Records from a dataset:
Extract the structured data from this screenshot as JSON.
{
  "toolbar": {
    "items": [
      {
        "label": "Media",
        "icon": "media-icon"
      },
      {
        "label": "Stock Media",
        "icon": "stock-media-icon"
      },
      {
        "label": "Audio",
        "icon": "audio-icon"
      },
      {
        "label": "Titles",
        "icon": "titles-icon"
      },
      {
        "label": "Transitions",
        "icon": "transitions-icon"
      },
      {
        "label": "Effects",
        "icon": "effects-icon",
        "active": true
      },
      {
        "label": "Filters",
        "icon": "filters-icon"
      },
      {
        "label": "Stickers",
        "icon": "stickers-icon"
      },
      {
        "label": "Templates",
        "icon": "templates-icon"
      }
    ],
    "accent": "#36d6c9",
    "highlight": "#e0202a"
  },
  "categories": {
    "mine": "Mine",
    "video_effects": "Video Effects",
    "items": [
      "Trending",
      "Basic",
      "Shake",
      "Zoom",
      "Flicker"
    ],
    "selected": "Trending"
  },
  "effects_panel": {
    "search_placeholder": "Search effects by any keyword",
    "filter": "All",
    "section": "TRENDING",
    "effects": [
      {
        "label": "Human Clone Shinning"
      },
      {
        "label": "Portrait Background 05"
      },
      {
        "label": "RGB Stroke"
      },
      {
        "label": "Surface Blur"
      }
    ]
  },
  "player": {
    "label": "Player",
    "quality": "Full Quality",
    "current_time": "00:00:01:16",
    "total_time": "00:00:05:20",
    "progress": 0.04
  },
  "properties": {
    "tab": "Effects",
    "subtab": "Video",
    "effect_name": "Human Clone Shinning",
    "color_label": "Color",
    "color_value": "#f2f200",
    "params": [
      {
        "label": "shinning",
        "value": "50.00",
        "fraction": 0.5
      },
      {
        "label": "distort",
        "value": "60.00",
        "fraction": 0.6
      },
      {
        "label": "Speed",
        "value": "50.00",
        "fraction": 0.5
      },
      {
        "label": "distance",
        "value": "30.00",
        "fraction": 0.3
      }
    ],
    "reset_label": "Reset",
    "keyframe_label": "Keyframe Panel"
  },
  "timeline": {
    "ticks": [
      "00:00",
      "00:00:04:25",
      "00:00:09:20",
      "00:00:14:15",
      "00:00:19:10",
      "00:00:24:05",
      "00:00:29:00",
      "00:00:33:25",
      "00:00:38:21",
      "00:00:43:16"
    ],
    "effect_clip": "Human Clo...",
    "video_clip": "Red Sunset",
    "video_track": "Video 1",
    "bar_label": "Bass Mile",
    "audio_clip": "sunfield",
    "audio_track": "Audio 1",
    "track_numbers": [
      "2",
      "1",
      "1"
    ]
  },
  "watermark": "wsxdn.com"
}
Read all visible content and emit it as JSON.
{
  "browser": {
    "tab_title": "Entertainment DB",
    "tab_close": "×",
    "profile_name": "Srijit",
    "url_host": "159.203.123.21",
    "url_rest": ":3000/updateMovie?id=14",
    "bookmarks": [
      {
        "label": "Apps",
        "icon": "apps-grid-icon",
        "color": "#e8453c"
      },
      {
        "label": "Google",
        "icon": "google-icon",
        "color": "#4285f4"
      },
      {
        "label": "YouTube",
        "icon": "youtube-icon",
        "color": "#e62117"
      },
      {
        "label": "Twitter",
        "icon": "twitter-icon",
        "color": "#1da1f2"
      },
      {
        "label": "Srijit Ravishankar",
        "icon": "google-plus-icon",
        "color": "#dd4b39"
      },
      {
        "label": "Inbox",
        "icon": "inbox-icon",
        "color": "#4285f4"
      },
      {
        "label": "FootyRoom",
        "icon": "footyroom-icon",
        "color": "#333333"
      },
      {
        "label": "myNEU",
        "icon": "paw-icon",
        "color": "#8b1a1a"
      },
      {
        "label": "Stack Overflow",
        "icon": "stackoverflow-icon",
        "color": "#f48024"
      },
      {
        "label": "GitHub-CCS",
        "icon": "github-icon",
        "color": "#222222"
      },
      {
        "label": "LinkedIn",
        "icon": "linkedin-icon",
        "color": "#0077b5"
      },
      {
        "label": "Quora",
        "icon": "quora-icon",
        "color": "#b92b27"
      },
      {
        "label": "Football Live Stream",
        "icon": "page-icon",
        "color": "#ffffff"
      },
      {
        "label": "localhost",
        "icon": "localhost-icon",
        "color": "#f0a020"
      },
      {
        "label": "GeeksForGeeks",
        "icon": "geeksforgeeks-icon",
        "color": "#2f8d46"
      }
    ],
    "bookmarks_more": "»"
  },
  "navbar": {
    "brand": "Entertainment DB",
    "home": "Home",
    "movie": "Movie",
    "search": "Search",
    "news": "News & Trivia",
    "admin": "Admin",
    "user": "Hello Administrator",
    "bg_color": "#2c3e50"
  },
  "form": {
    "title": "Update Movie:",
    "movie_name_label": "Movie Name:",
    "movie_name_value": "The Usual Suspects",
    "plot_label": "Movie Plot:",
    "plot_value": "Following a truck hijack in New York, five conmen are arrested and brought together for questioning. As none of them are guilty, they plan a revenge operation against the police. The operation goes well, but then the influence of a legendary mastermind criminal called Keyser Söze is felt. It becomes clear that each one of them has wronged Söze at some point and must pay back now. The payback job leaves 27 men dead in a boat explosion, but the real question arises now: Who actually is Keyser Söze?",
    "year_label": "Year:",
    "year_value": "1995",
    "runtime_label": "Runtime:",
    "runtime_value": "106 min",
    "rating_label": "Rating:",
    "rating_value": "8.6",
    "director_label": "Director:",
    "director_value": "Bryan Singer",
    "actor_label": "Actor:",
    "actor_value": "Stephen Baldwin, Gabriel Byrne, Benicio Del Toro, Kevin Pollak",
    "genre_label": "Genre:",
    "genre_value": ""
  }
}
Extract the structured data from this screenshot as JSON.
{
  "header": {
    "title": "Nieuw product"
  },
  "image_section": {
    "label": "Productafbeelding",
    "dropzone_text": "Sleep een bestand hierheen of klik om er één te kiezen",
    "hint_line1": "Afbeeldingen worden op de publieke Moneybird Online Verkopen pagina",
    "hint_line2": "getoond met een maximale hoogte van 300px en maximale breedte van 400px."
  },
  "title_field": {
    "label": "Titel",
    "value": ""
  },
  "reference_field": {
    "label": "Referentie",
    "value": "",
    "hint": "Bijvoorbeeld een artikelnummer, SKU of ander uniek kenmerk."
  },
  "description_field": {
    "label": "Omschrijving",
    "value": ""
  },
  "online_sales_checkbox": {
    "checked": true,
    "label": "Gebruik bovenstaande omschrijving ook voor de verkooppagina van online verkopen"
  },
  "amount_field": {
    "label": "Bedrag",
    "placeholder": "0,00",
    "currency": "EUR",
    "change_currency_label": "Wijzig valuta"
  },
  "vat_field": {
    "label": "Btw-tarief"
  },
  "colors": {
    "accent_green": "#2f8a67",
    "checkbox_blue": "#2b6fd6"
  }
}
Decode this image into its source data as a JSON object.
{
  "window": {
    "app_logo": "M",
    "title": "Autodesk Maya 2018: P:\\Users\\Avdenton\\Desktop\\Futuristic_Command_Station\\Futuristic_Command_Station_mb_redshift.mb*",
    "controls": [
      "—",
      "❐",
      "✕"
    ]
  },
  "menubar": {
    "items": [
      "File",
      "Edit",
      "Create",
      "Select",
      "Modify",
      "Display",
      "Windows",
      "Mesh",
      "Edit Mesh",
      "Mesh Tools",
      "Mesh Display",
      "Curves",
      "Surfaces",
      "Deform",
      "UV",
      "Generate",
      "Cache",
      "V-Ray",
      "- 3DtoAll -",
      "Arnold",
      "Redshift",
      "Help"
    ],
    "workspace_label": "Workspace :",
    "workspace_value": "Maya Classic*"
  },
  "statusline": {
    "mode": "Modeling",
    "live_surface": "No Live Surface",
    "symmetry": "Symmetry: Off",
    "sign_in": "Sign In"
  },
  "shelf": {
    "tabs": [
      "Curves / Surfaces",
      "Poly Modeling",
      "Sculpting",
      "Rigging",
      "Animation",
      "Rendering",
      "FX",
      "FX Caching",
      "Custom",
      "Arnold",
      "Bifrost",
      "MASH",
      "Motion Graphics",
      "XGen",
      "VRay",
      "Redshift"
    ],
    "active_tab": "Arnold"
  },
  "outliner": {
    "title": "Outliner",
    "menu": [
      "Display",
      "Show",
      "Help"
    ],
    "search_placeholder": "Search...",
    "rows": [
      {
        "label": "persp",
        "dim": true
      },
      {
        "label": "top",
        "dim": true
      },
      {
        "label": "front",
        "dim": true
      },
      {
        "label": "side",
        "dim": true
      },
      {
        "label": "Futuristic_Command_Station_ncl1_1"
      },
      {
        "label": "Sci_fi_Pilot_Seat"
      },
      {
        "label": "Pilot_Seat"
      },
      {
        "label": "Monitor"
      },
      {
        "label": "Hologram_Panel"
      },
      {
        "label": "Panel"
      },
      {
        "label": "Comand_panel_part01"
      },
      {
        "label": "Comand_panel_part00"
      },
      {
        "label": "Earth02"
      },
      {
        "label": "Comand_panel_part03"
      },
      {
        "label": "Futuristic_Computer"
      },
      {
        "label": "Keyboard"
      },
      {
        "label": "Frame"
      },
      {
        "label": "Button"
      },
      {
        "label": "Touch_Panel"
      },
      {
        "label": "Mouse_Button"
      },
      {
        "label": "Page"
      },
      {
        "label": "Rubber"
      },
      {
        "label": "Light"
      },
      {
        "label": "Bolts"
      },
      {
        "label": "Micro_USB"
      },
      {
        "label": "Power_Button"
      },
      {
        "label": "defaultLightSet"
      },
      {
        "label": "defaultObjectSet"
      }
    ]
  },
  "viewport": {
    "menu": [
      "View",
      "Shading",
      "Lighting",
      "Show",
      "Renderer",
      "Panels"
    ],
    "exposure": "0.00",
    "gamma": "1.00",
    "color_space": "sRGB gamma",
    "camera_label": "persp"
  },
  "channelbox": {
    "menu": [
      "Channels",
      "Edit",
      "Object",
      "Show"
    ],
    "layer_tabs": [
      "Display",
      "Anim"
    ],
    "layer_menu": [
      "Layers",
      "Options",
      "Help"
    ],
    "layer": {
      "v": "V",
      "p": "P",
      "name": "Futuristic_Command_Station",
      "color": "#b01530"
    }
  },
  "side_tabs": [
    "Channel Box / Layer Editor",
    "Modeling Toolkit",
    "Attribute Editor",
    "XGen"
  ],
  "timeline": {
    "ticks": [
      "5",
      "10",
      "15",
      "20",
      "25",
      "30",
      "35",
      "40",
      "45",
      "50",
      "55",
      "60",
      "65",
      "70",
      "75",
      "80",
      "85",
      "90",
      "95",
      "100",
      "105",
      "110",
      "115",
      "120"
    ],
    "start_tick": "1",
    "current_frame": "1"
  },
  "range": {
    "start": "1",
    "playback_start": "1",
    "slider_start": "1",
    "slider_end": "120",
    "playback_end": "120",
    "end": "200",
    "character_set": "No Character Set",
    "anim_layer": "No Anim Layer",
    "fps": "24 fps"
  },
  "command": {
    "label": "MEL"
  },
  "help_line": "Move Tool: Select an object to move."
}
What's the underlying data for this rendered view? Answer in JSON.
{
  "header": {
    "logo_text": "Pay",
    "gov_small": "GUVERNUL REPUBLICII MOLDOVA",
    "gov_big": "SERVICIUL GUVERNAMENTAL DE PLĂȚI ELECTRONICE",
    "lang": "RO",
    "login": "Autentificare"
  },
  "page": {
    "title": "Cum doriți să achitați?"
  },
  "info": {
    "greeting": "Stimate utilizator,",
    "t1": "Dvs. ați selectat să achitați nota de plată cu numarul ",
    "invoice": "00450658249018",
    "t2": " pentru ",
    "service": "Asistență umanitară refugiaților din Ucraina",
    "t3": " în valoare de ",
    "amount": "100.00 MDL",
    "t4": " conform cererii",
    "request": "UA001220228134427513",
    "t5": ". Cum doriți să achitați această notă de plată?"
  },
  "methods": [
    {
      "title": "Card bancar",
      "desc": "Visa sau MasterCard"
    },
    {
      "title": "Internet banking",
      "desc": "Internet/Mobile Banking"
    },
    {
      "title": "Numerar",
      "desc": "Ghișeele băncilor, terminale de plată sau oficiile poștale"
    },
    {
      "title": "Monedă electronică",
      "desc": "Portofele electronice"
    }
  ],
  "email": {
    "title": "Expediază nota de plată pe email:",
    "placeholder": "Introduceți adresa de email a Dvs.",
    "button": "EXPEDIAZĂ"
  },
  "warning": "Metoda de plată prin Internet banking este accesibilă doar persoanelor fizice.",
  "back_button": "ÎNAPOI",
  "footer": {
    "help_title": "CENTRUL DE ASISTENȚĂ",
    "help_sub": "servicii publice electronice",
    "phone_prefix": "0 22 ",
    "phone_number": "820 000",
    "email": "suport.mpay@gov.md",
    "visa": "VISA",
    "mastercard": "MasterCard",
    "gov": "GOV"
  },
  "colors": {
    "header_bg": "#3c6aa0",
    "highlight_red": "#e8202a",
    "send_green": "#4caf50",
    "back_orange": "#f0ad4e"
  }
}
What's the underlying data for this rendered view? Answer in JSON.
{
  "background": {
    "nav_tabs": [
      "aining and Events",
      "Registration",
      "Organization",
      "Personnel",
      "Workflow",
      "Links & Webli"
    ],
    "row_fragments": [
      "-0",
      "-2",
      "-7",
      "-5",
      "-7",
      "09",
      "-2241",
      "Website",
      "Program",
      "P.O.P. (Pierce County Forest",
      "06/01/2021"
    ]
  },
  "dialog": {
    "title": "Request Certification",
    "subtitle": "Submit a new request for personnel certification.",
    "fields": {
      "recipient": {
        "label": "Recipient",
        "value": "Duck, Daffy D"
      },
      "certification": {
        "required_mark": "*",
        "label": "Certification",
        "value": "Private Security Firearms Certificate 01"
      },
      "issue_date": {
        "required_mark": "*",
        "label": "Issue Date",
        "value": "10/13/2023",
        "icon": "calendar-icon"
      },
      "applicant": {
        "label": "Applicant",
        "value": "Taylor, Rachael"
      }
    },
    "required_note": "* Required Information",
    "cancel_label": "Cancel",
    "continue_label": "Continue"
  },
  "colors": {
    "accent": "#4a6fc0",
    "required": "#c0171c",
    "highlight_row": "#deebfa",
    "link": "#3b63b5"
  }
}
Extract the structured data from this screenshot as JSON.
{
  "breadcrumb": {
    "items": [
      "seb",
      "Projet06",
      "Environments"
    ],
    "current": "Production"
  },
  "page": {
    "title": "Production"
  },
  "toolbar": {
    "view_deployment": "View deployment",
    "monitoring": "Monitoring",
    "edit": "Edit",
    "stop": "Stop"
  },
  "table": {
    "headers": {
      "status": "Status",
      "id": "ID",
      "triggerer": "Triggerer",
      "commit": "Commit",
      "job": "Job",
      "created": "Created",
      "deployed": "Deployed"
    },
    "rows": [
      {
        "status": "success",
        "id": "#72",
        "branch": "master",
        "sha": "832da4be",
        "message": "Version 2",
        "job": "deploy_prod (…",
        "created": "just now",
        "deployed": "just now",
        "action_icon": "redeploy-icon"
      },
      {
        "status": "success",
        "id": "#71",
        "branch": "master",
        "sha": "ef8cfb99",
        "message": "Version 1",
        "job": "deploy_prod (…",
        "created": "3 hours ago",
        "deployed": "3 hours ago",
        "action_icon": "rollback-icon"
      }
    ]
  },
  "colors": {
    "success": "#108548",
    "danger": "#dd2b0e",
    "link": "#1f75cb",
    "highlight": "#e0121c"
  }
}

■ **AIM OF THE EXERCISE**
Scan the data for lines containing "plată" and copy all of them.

■ **SOLVED PROBLEM**
    "t1": "Dvs. ați selectat să achitați nota de plată cu numarul ",
    "t5": ". Cum doriți să achitați această notă de plată?"
      "desc": "Ghișeele băncilor, terminale de plată sau oficiile poștale"
    "title": "Expediază nota de plată pe email:",
  "warning": "Metoda de plată prin Internet banking este accesibilă doar persoanelor fizice.",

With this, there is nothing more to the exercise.